Listen to Audio (4 min.)
Please note: These files can be quite large. Allow some time for them to download.
There's nothing like hearing the results of studies directly from those who actually conducted the research. It is these women and men who are transforming HIV treatment and care. In this interview, you'll meet one of these impressive HIV researchers and read an explanation of the study she is presenting at CROI 2008.
I am Marta Boffito from Chelsea Westminster Hospital in London. We administered ritonavir [RTV, Norvir] once daily, 100 mg, and twice daily, 100 mg [to HIV-uninfected volunteers].1 We followed them for two weeks, and then the volunteers underwent a washout [a period during which the volunteer is not receiving the study drug at all] and then swapped -- a patient who was a once-daily subject took twice daily, and vice versa -- in order to assess changes in cardiovascular risk markers and lipids.
Marta Boffito, M.D., Ph.D.
Obviously, the limitation of the study is that this is a group of volunteers who took the drug for only two weeks. However, we really wanted to assess the relationship between ritonavir exposure and the changes in lipids or other markers. We did see a correlation between ritonavir area under the curve and decrease in HDL or decrease in triglycerides.
Do you know if this study has ever been done before?
There was a similar study published in HIV Medicine where they gave ritonavir twice daily, and also Kaletra [lopinavir/ritonavir, LPV/r], to healthy volunteers. They saw changes in lipids.2 Our main aim, honestly, was to measure other markers. We're also, at the moment, running research with other markers.
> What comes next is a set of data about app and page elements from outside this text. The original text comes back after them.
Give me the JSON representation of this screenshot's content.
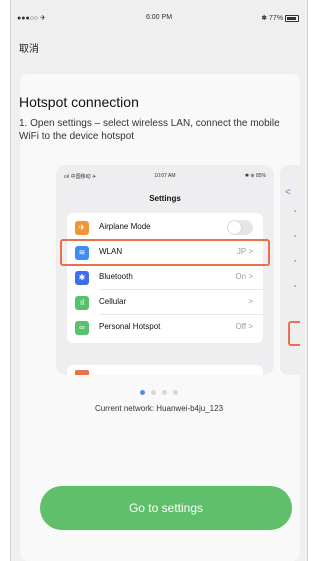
{
  "status": {
    "carrier": "●●●○○ ✈",
    "time": "6:00 PM",
    "battery_text": "✱ 77%"
  },
  "nav": {
    "cancel": "取消"
  },
  "card": {
    "title": "Hotspot connection",
    "description": "1. Open settings – select wireless LAN, connect the mobile WiFi to the device hotspot"
  },
  "phone": {
    "carrier": "ıııl 中国移动 ✈",
    "time": "10:07 AM",
    "battery": "✱ ⊕ 85%",
    "header": "Settings",
    "rows": [
      {
        "label": "Airplane Mode",
        "value": "",
        "icon": "airplane-icon",
        "color": "#f0963a",
        "glyph": "✈"
      },
      {
        "label": "WLAN",
        "value": "JP  >",
        "icon": "wifi-icon",
        "color": "#3d8ef0",
        "glyph": "≋"
      },
      {
        "label": "Bluetooth",
        "value": "On  >",
        "icon": "bluetooth-icon",
        "color": "#3d6ef0",
        "glyph": "✱"
      },
      {
        "label": "Cellular",
        "value": ">",
        "icon": "cellular-icon",
        "color": "#57c26b",
        "glyph": "ıl"
      },
      {
        "label": "Personal Hotspot",
        "value": "Off  >",
        "icon": "hotspot-icon",
        "color": "#57c26b",
        "glyph": "∞"
      }
    ]
  },
  "peek": {
    "back": "<"
  },
  "pagination": {
    "active": 0,
    "count": 4
  },
  "network": {
    "text": "Current network: Huanwei-b4ju_123"
  },
  "button": {
    "label": "Go to settings"
  },
  "colors": {
    "accent_green": "#5fbf6a",
    "highlight": "#e8704a",
    "link_blue": "#4a90e2"
  }
}
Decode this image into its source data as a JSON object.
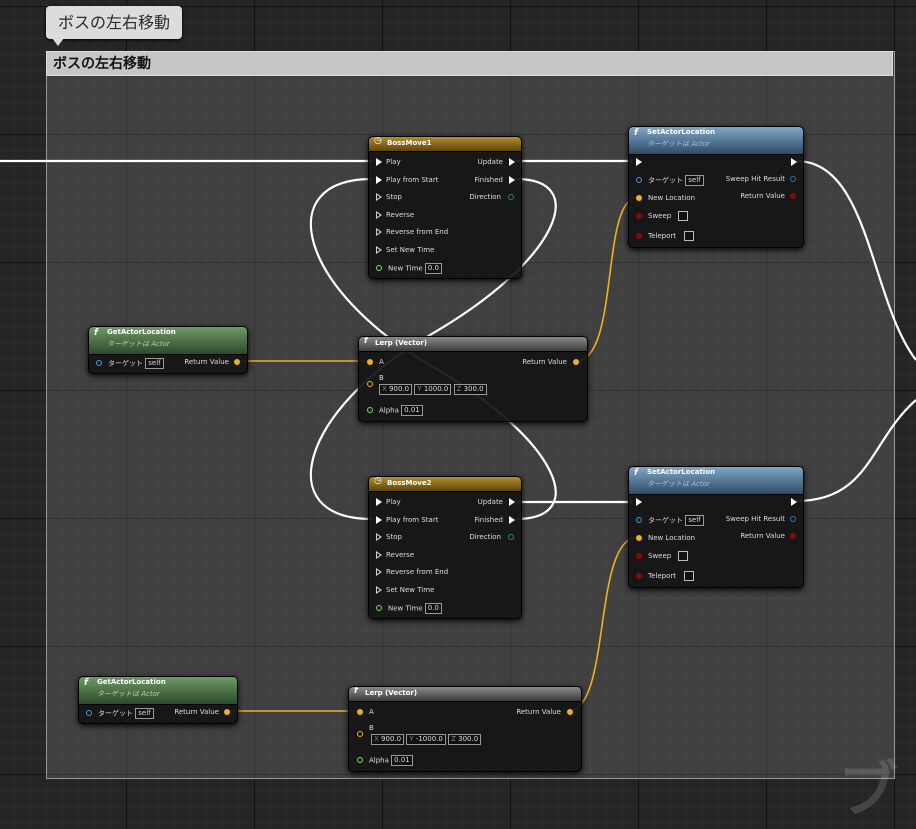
{
  "comment": {
    "bubble_text": "ボスの左右移動",
    "header_text": "ボスの左右移動"
  },
  "colors": {
    "exec_wire": "#ffffff",
    "vector_wire": "#f0b020",
    "timeline_header": "#b58d2a",
    "function_header": "#5c84a8",
    "pure_header": "#5c8a55"
  },
  "icons": {
    "timeline": "clock-icon",
    "function": "function-f-icon",
    "exec": "exec-arrow-icon"
  },
  "bossmove1": {
    "title": "BossMove1",
    "inputs": [
      "Play",
      "Play from Start",
      "Stop",
      "Reverse",
      "Reverse from End",
      "Set New Time",
      "New Time"
    ],
    "new_time": "0.0",
    "outputs": [
      "Update",
      "Finished",
      "Direction"
    ]
  },
  "bossmove2": {
    "title": "BossMove2",
    "inputs": [
      "Play",
      "Play from Start",
      "Stop",
      "Reverse",
      "Reverse from End",
      "Set New Time",
      "New Time"
    ],
    "new_time": "0.0",
    "outputs": [
      "Update",
      "Finished",
      "Direction"
    ]
  },
  "setloc1": {
    "title": "SetActorLocation",
    "subtitle": "ターゲットは Actor",
    "target": "ターゲット",
    "self": "self",
    "new_location": "New Location",
    "sweep": "Sweep",
    "teleport": "Teleport",
    "sweep_hit": "Sweep Hit Result",
    "return_value": "Return Value"
  },
  "setloc2": {
    "title": "SetActorLocation",
    "subtitle": "ターゲットは Actor",
    "target": "ターゲット",
    "self": "self",
    "new_location": "New Location",
    "sweep": "Sweep",
    "teleport": "Teleport",
    "sweep_hit": "Sweep Hit Result",
    "return_value": "Return Value"
  },
  "getloc1": {
    "title": "GetActorLocation",
    "subtitle": "ターゲットは Actor",
    "target": "ターゲット",
    "self": "self",
    "return_value": "Return Value"
  },
  "getloc2": {
    "title": "GetActorLocation",
    "subtitle": "ターゲットは Actor",
    "target": "ターゲット",
    "self": "self",
    "return_value": "Return Value"
  },
  "lerp1": {
    "title": "Lerp (Vector)",
    "a": "A",
    "b": "B",
    "alpha": "Alpha",
    "alpha_value": "0.01",
    "return_value": "Return Value",
    "x_label": "X",
    "x": "900.0",
    "y_label": "Y",
    "y": "1000.0",
    "z_label": "Z",
    "z": "300.0"
  },
  "lerp2": {
    "title": "Lerp (Vector)",
    "a": "A",
    "b": "B",
    "alpha": "Alpha",
    "alpha_value": "0.01",
    "return_value": "Return Value",
    "x_label": "X",
    "x": "900.0",
    "y_label": "Y",
    "y": "-1000.0",
    "z_label": "Z",
    "z": "300.0"
  }
}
CD36 was the first one, but hopefully we'll have more results with other markers to see if ritonavir actually changes [them].
Are you continuing this study?
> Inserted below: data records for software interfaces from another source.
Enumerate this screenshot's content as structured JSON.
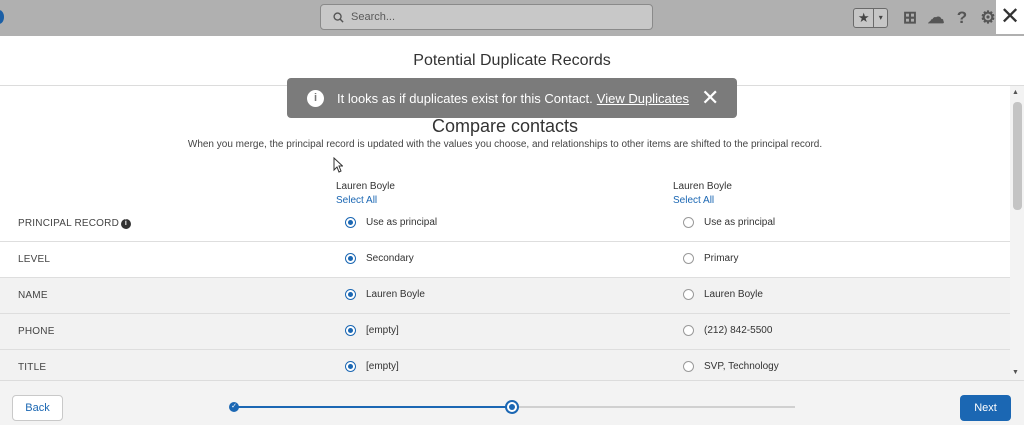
{
  "header": {
    "search_placeholder": "Search...",
    "icons": [
      "search-icon",
      "star-icon",
      "chevron-down-icon",
      "add-icon",
      "setup-assistant-icon",
      "help-icon",
      "gear-icon",
      "close-icon"
    ],
    "favorite_star": "★",
    "favorite_caret": "▾",
    "add_glyph": "⊞",
    "trailhead_glyph": "☁",
    "help_glyph": "?",
    "gear_glyph": "⚙",
    "close_glyph": "✕"
  },
  "modal": {
    "title": "Potential Duplicate Records"
  },
  "toast": {
    "info_glyph": "i",
    "message": "It looks as if duplicates exist for this Contact.",
    "link": "View Duplicates",
    "close_glyph": "✕"
  },
  "compare": {
    "title": "Compare contacts",
    "description": "When you merge, the principal record is updated with the values you choose, and relationships to other items are shifted to the principal record.",
    "columns": [
      {
        "name": "Lauren Boyle",
        "select_all": "Select All"
      },
      {
        "name": "Lauren Boyle",
        "select_all": "Select All"
      }
    ],
    "rows": [
      {
        "label": "PRINCIPAL RECORD",
        "left": "Use as principal",
        "right": "Use as principal",
        "selected": "left"
      },
      {
        "label": "LEVEL",
        "left": "Secondary",
        "right": "Primary",
        "selected": "left"
      },
      {
        "label": "NAME",
        "left": "Lauren Boyle",
        "right": "Lauren Boyle",
        "selected": "left"
      },
      {
        "label": "PHONE",
        "left": "[empty]",
        "right": "(212) 842-5500",
        "selected": "left"
      },
      {
        "label": "TITLE",
        "left": "[empty]",
        "right": "SVP, Technology",
        "selected": "left"
      }
    ],
    "principal_info_glyph": "i"
  },
  "footer": {
    "back_label": "Back",
    "next_label": "Next",
    "progress": {
      "total_steps": 3,
      "current_step": 2
    },
    "step_done_glyph": "✓"
  },
  "colors": {
    "accent": "#1b67b3",
    "header_bg": "#b0b0b0",
    "toast_bg": "#7b7b7b"
  }
}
How much longer do you think you'll continue the study?
The study is finished, the physical study, but the analysis at the laboratory is ongoing, because we're looking for other markers, CD36-like, which may be altered in the presence in ritonavir. We're doing microarrays in the lab, and hopefully we'll have some results by June. We're looking at a lot of molecules that may be expressed following the addition of ritonavir.
This transcript has been lightly edited for clarity.
|Please note: Knowledge about HIV changes rapidly. Note the date of this summary's publication, and before treating patients or employing any therapies described in these materials, verify all information independently. If you are a patient, please consult a doctor or other medical professional before acting on any of the information presented in this summary. For a complete listing of our most recent conference coverage, click here.|
The content on this page is free of advertiser influence and was produced by our editorial team. See our content and advertising policies.